In this blog, there will be a variety of material: thoughts on Bible books, book reviews, historical characters, aspects of Scottish church history and other things.
Sunday, 24 November 2013
Anxiety (3) (Matt. 6:25-34)
Jesus reminds his disciples of the great priority of their lives - seek first the kingdom of God. His use of the word ‘first’ does not mean that we should spend the first hours of a day focussing on God and then spend the remaining time on other matters. Rather he means that in whatever we are engaged, it must be connected to the growth of God’s kingdom. As Paul put it in 1 Corinthians 10:31: ‘So, whether you eat or drink, or whatever you do, do all to the glory of God.’ It is useful to spend the initial time of a day in personal devotions, yet the fact is that throughout the whole of each day we are to live for God.
‘First’ points to the importance of choice. Every day, we will have to make choices that will affect our commitment to the kingdom of God. The choice is not usually between what is good and what is bad. Rather it is often a choice between what is better and what is best. This feature of choice will occur in an endless number of ways, and putting God ‘first’ will mean choosing what is best.
The word also challenges us to the amount of energy we put into the task. Usually a person puts the most energy into the practices that mean the most to him. These practices require his total focus and not his half-hearted intention. Sometimes a person will try and read a book and watch the TV simultaneously. The obvious result is that the person will achieve neither task, and if he thinks he has, then we know that there is something wrong with his sense of what was required for either interest. He should have made a choice and then put all his concentration into fulfilling that choice. It is not possible to focus on the kingdom of God and on something else simultaneously; and it is not possible to focus on the kingdom of God casually.
In verse 34, Jesus tells his disciples that they should aim to live one day at a time.

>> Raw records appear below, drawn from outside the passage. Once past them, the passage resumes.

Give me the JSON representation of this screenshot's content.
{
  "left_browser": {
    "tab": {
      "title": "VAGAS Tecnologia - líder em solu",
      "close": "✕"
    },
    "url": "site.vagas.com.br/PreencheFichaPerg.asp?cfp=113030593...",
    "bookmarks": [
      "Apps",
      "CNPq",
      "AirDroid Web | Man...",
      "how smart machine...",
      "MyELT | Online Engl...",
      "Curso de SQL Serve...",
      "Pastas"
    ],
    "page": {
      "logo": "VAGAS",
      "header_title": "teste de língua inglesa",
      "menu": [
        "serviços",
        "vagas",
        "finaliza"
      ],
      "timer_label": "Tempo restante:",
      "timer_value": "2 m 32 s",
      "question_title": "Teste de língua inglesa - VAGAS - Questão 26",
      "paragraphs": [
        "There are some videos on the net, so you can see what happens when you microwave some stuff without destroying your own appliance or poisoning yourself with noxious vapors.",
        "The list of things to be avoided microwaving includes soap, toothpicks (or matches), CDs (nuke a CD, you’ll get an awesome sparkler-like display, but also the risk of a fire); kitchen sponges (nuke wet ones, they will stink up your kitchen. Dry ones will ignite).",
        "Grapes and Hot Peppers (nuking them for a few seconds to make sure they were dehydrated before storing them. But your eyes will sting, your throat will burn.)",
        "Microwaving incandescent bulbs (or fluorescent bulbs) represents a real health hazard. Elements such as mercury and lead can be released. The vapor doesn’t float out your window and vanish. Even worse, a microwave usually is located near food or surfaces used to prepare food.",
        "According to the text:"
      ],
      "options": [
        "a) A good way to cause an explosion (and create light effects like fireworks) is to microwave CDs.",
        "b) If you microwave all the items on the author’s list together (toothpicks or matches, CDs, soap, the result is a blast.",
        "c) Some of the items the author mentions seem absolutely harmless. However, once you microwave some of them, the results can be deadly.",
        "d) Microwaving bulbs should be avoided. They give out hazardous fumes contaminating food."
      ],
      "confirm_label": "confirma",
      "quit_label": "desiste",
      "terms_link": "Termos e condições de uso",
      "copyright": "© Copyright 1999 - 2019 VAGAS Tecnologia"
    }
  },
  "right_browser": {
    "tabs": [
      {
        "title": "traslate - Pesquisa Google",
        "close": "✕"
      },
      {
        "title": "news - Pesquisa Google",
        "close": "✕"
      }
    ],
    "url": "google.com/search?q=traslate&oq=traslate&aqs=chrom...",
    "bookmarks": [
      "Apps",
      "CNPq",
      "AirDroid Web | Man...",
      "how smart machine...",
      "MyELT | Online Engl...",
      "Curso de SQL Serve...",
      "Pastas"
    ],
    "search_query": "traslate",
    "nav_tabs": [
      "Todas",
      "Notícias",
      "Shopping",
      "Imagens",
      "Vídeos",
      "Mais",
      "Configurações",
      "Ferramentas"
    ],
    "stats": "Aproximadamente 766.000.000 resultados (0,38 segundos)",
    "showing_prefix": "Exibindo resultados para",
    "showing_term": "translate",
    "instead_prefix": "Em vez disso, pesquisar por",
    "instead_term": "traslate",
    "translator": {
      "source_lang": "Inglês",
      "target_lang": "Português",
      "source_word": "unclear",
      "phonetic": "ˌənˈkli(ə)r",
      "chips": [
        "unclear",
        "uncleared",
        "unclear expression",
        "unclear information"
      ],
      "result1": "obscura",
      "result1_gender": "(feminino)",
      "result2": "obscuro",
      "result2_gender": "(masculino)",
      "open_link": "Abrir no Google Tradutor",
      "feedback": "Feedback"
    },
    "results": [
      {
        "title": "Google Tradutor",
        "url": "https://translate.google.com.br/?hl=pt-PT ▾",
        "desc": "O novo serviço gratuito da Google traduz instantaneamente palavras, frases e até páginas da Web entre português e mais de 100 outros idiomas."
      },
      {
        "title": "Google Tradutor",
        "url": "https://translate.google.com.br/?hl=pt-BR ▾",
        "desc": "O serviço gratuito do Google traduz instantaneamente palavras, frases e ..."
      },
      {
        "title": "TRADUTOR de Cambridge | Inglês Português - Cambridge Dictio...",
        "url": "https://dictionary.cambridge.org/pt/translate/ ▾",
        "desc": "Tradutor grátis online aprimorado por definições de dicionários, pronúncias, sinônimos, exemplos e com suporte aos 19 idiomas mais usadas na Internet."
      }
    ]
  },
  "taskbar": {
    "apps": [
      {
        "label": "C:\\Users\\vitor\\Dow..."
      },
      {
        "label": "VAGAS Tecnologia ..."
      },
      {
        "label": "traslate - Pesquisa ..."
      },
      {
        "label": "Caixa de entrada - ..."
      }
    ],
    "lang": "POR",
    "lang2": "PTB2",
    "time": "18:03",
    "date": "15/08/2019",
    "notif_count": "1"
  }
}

This does not mean that they should not make preparations for the future – a Christian farmer has to sow his seed in anticipation of a future harvest. Yet they are forbidden to worry about the future. As has been pointed out, worry about the future can be pointless because the thing feared may not happen, and if it does happen we will have worried about it longer than we had to.
How can we live one day at a time? By thinking of God. We could think of him in this way. When we waken up in the morning, we should say to ourselves, ‘I don’t know what is going to happen to me today. Yet I know that God is in control of today by his providence. I also know that whatever happens today is part of God’s great purpose by which he is going to bring great glory to his own name at the end. Further, I know that nothing that happens today can prevent God from fulfilling many of his great and precious promises.’
At the close of each day, we can review it and say, ‘Today God took care of me in many different ways. And if in one or two ways, things did not go as I wanted, yet I also know that he will work these things for my spiritual benefit now and for my eternal benefit in the future. It is also the case that throughout this day God has kept many of his promises to me: I have been kept safe through temptations, I have been given thoughts about heaven, I have been enabled to pray at the throne of grace etc.’
When we think of God every day, when his kingdom becomes our present focus, then the cares of the future will become eclipsed by the spiritual achievements and responsibilities of the present. Focusing on the troubles of the future prevents us serving God in the present. Serving God in the present helps us through the troubles of each day, and if persevered in will eventually deal with future troubles as well.